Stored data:
--------------------

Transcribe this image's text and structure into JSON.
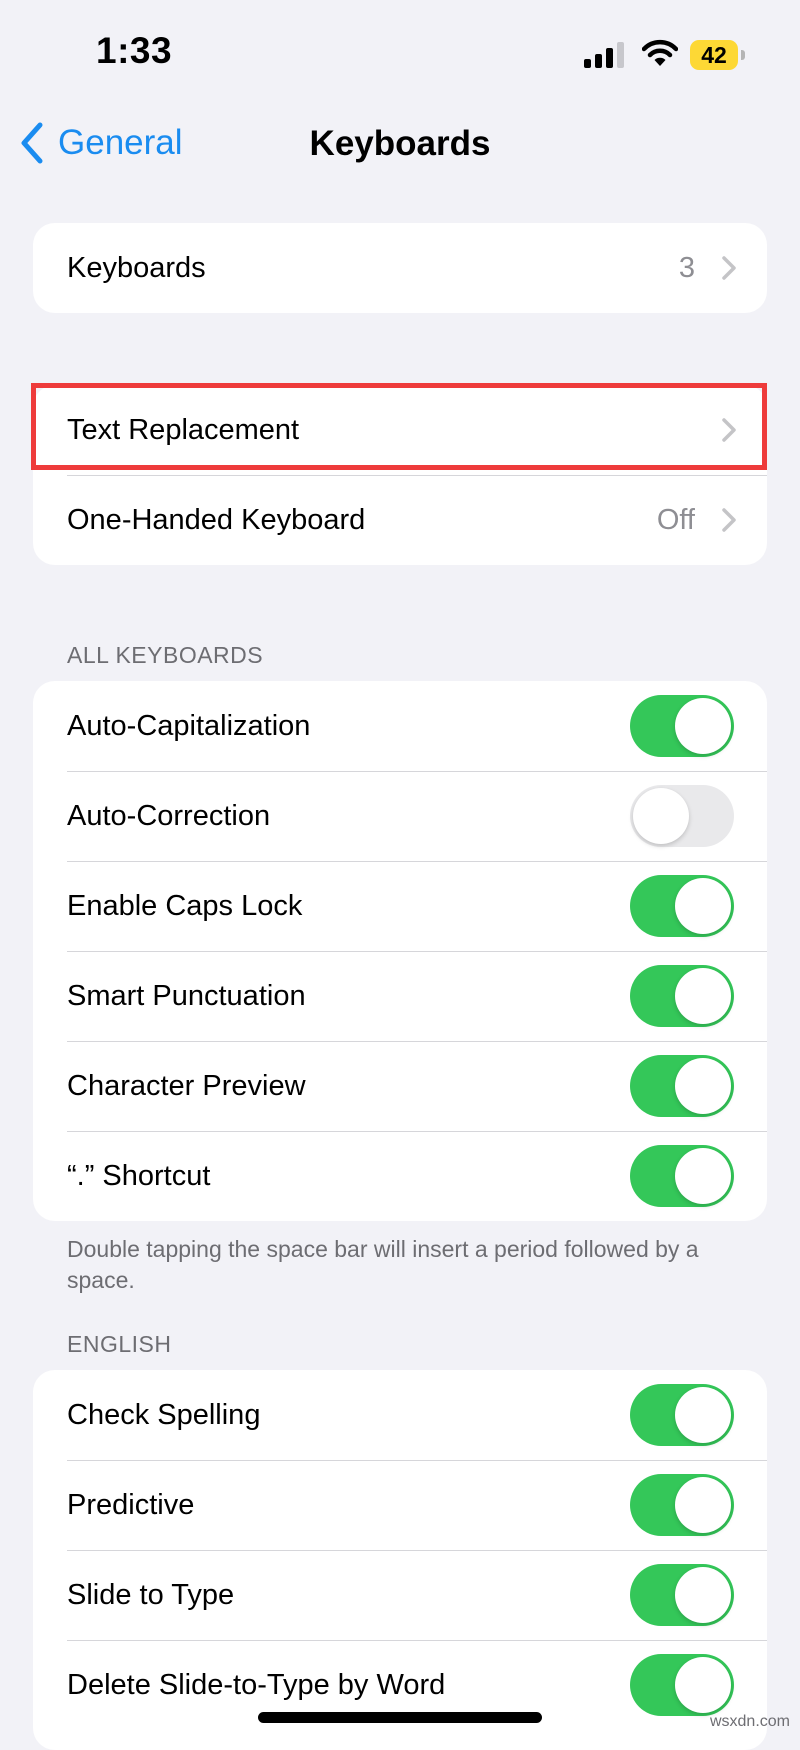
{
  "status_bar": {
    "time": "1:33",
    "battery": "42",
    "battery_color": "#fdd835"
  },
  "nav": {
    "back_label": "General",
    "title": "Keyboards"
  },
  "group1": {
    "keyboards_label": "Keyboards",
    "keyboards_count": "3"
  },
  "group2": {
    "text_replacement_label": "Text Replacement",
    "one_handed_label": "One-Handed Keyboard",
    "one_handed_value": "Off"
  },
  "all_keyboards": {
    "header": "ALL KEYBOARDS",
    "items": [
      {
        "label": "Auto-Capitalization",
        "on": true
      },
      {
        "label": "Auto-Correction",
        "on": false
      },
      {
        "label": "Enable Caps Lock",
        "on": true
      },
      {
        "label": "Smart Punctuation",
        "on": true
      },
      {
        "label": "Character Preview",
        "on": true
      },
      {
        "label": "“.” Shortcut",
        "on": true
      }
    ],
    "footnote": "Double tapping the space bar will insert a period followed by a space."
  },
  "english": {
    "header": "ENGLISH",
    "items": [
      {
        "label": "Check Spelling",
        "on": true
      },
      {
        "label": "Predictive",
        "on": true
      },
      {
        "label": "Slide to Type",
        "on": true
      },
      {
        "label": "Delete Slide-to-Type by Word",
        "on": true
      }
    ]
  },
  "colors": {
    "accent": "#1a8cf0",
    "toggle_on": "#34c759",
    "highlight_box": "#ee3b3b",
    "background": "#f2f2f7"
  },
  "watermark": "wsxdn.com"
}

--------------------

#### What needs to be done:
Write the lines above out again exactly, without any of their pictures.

#### Solution to this task:
Transcribe this image's text and structure into JSON.
{
  "status_bar": {
    "time": "1:33",
    "battery": "42",
    "battery_color": "#fdd835"
  },
  "nav": {
    "back_label": "General",
    "title": "Keyboards"
  },
  "group1": {
    "keyboards_label": "Keyboards",
    "keyboards_count": "3"
  },
  "group2": {
    "text_replacement_label": "Text Replacement",
    "one_handed_label": "One-Handed Keyboard",
    "one_handed_value": "Off"
  },
  "all_keyboards": {
    "header": "ALL KEYBOARDS",
    "items": [
      {
        "label": "Auto-Capitalization",
        "on": true
      },
      {
        "label": "Auto-Correction",
        "on": false
      },
      {
        "label": "Enable Caps Lock",
        "on": true
      },
      {
        "label": "Smart Punctuation",
        "on": true
      },
      {
        "label": "Character Preview",
        "on": true
      },
      {
        "label": "“.” Shortcut",
        "on": true
      }
    ],
    "footnote": "Double tapping the space bar will insert a period followed by a space."
  },
  "english": {
    "header": "ENGLISH",
    "items": [
      {
        "label": "Check Spelling",
        "on": true
      },
      {
        "label": "Predictive",
        "on": true
      },
      {
        "label": "Slide to Type",
        "on": true
      },
      {
        "label": "Delete Slide-to-Type by Word",
        "on": true
      }
    ]
  },
  "colors": {
    "accent": "#1a8cf0",
    "toggle_on": "#34c759",
    "highlight_box": "#ee3b3b",
    "background": "#f2f2f7"
  },
  "watermark": "wsxdn.com"
}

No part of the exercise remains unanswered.